“The last three to four years, it’s been five die-hards. The kids don’t want to do it anymore. It’s work,” Omler said.

He can never catch enough to meet area demand.

“I buy a lot of muskrat. I can’t catch as many as I need. Twenty years ago, I’d sell 4,000 a year. I have a source in the Irish Hills. There is a big trapper out there,” Omler said. “I had a source in Ohio, at a fur trade post. I’d get 1,800 to 2,000 at a time. That source dried up when he died.”

Last summer’s drought means a smaller local muskrat population this year.

“There was no water all summer. Muskrat won’t breed if they don’t have water. All creeks are dry and marshes are extremely low. The places I trap are dry,” Omler said.

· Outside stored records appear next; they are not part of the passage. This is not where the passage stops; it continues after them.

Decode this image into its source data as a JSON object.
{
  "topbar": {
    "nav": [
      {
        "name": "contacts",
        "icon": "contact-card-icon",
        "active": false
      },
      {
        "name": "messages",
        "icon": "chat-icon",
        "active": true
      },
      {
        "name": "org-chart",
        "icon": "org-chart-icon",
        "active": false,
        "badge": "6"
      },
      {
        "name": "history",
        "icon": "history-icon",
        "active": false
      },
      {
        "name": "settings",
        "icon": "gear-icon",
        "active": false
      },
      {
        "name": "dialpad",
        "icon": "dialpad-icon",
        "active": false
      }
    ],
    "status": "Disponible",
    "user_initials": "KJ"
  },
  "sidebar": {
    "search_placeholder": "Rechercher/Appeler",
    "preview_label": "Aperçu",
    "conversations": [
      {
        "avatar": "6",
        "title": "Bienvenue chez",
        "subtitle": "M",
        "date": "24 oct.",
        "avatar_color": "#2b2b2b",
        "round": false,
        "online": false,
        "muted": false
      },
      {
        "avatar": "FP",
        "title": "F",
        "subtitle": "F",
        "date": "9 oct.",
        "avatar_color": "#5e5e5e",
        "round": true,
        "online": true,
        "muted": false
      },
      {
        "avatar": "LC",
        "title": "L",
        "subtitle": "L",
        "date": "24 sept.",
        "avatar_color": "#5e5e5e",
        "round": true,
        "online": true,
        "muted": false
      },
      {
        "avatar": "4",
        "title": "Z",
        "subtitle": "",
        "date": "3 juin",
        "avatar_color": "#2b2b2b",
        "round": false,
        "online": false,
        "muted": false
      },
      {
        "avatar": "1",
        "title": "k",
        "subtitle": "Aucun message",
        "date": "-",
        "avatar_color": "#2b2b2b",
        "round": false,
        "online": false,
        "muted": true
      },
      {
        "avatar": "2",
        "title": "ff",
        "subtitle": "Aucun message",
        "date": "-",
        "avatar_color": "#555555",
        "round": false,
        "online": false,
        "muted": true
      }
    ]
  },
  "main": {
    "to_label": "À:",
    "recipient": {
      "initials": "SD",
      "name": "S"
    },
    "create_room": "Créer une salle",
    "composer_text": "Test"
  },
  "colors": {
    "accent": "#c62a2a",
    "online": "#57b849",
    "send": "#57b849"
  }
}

Last year Omler trapped about 160 muskrat, which he said is low compared to many trappers.

“There are guys who trap 300 to 700 at a time,” he said.

This year, he only got seven.

“I do it more because I enjoy it,” he said.

In addition to their meat, muskrat are prized for their fur.

“Fur prices are down. Ninety percent goes to China, Russia or Europe. But with Russian sanctioned, the big demand went out the window. It might be a good thing (that populations) are down. There won’t be an excess, and it could bring the prices up,” Omler said.

In recent years, Omler has seen a decline in the number of local muskrat dinners. This year, in addition to the Monroe Boat Club, there will be dinners in Erie and Newport. There once were several more.

“The Monroe Boat Club is the only one I have (this year). The River Raisin National Battlefield, it’s the first year they are not having a dinner. I used to do St. Charles, Carleton Firemen and St. Anne’s. St. Charles, that was a huge dinner with 950 muskrat,” Omler said.

He thinks the decline has to do with staffing.

“Eighty percent can’t get the help. Preparing muskrat is a big deal. There are five musk glands in the meat. Those have to come out or you won’t want to eat the animal. There’s a lot of preparation. It’s a two- to three-day ordeal. You need 12-15 guys in the process, from cleaning and getting them prepared,” Omler said.

The process includes soaking the frozen dark meat in salt water. Omler likes to soak the meat a second time. Then, most of the fat must be removed before the meat is par-boiled before the final cook.

“They are cooked on a stove in cast iron. You have to use a cast iron skillet. I cook them in corn oil and butter to put a crust on them,” Omler said.

For a big dinner, the cooking is done in advance and meat is held in roasters. Muskrat is typically served with corn and seasonings.

“There’s quite a bit of time in preparing a muskrat dinner,” Omler said.

The trapper hosts a few small dinners himself.

“I cook up two to three small dinners. I’m in a travel trap league, and I cook for the guys. I cook muskrat at the house,” Omler said. “If they are cooked right, muskrat are good. It tastes a little bit like roast beef. It’s very tender. It’s the cleanest animal out there. All they eat is vegetation. The don’t eat fish or crayfish. They are basically like a cow. Chickens will eat anything you throw out there.”